Killing Patton.Killing Patton: The Strange Death of WW II’s Most Audacious General, by Bill O’Reilly and Martin Dugard. Part of the bestselling “killing” series, this book looks at the final six months of the war, Patton’s crusade against communism, his contentious relationship with General Eisenhower, and the seemingly low impact car accident that killed a tougher-than-nails general, asking the question: Was Patton assassinated?

Young Adult

Paper Towns.Paper Towns, by John Green. I enjoyed this author’s The Fault in Our Stars so much, I’d try anything he writes. Green is smart, witty and so honest in his prose, that his YA books end up with huge cross-over to adult readers. This story centers on a teenage boy and his childhood best friend, Margo, whom he’s been in love with all his life. Margo, who’s been distant for years, suddenly reappears, begging him to go on an all-night spree, after which she disappears again. The question thereafter: What has happened to Margo?

Golden.Golden, by Jessi Kirby. Another young adult choice, this one chalking up a 4 & 1/2 star rating a year out of publishing. This is the story of a high achieving high schooler who’s never been kissed or broken any rules. But her life takes a turn with one final school assignment that has her unravelling her town’s biggest mystery.

And one final category: I’ve read it, of course, but…

The God of Sno Cone Blue.I’m listing my own novel, The God of Sno Cone Blue, to extend the offer for an author visit or Skype with any book clubs interested. A little more than a year after publishing, I’m thrilled to report the book has 84 reviews on Amazon and is pushing a 5 star rating. So far, I’ve visited with nearly 40 book clubs and groups, and we always have great fun. I’m scheduling through the summer and fall, so drop me a line on my contact page if you’d like to get on the calendar.
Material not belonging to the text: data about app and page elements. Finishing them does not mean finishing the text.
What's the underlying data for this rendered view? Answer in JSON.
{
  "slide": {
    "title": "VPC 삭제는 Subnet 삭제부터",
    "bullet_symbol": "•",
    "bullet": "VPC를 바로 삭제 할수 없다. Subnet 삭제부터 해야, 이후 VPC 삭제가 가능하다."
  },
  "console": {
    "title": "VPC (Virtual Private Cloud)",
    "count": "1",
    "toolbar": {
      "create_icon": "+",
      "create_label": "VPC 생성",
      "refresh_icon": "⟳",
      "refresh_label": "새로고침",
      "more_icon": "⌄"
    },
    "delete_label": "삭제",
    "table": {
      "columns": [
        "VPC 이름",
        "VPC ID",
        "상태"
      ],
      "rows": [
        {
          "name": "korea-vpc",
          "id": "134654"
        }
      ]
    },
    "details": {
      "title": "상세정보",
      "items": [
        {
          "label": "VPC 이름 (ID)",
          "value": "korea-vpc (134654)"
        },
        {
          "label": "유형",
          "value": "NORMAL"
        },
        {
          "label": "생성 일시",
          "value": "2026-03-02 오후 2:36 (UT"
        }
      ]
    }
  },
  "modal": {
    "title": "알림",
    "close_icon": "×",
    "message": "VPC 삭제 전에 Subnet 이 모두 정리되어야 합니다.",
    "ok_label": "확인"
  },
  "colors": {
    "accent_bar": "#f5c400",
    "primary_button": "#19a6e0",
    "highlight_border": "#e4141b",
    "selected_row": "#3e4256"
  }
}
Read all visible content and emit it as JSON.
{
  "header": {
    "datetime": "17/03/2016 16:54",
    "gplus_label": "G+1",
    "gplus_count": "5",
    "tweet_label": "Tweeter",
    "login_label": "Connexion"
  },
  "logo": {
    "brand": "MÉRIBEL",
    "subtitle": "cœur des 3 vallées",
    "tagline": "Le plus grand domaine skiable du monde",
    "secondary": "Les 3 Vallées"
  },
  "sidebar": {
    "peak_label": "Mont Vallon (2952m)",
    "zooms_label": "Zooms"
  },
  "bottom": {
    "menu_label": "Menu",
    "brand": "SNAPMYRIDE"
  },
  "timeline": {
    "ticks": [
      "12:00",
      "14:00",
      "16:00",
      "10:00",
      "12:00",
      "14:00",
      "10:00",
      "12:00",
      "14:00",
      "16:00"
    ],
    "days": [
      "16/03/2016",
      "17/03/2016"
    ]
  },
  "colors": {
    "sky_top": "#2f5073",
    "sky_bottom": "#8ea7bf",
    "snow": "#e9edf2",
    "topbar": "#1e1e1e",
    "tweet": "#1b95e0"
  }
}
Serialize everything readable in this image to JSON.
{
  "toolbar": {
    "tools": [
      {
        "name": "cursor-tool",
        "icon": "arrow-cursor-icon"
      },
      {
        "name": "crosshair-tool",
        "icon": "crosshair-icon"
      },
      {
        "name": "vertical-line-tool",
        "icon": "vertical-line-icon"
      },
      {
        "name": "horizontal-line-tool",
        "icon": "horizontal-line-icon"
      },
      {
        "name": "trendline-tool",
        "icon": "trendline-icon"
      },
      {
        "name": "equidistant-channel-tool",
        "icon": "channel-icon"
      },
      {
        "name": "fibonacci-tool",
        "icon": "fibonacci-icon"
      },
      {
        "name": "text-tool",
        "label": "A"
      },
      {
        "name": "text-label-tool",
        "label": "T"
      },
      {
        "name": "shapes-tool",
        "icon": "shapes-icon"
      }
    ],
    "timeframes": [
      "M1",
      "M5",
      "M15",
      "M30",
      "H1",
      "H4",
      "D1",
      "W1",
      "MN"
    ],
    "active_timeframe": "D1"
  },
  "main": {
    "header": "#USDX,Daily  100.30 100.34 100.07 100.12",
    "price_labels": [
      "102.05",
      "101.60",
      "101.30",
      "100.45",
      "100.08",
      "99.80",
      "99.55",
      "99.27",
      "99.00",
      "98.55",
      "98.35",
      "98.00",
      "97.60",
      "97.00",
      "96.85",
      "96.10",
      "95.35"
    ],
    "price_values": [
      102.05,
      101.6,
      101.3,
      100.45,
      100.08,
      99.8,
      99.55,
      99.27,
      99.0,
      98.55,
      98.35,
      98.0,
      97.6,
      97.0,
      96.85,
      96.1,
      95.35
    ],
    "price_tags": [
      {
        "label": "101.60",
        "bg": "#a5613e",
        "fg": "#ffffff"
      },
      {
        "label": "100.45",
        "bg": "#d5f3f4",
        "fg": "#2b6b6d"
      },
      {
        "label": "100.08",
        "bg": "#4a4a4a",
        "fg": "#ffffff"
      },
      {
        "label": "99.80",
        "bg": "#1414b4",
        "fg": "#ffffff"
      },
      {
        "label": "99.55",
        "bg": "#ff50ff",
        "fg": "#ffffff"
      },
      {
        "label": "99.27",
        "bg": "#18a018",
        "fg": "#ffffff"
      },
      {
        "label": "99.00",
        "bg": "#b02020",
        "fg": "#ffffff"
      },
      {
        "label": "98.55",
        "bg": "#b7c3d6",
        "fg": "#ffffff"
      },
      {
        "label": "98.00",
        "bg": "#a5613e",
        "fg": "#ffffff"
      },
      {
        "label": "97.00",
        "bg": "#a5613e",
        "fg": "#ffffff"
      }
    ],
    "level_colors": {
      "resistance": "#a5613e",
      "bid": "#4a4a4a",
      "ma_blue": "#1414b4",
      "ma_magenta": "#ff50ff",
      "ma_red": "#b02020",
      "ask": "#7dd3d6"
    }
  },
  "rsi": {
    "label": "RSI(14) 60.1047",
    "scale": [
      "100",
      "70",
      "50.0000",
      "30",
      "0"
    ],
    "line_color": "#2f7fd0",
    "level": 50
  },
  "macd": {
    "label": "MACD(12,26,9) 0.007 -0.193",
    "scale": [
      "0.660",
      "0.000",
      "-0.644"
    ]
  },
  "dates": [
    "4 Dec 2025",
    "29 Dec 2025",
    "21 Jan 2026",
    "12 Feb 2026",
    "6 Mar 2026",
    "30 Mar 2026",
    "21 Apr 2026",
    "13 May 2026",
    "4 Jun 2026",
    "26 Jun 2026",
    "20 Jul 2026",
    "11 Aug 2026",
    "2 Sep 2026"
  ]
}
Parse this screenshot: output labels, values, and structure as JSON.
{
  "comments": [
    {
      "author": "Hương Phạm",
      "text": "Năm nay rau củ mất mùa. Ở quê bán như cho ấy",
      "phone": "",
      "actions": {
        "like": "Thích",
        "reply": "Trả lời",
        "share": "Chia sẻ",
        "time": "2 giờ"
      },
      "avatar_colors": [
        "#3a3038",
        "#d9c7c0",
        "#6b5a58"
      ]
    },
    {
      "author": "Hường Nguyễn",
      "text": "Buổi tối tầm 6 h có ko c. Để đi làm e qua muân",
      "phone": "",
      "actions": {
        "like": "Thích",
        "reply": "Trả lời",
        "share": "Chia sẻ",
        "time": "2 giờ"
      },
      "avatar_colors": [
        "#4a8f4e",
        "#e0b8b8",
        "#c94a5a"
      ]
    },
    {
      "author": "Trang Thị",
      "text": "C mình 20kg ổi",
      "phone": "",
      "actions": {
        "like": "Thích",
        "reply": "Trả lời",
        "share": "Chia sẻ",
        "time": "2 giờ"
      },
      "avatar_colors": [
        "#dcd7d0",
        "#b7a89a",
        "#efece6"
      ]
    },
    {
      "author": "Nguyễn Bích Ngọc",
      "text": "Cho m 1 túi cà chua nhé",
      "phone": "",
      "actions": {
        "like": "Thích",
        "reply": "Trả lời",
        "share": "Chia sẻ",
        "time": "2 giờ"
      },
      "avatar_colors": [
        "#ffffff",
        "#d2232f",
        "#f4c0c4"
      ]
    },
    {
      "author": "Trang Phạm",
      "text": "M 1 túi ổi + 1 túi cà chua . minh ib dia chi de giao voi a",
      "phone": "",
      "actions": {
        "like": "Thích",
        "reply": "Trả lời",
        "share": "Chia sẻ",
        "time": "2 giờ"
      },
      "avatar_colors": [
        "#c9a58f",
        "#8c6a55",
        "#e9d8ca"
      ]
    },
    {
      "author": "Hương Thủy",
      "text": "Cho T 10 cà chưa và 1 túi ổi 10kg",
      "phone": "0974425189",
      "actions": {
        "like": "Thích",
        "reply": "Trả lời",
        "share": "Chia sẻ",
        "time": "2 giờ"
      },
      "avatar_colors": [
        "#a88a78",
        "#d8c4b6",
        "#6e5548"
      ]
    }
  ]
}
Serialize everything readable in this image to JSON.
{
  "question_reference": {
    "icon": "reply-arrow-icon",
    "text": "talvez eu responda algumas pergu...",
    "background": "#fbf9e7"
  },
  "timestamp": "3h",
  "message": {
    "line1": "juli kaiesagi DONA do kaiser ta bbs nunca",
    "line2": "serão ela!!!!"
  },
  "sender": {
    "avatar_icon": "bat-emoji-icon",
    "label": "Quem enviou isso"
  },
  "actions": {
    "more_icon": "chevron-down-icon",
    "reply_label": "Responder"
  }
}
Then again, you don’t have to be in a book club to read it. 🙂

Thanks for stopping by, and, again, if you’d like to recommend a book, simply click on reply below.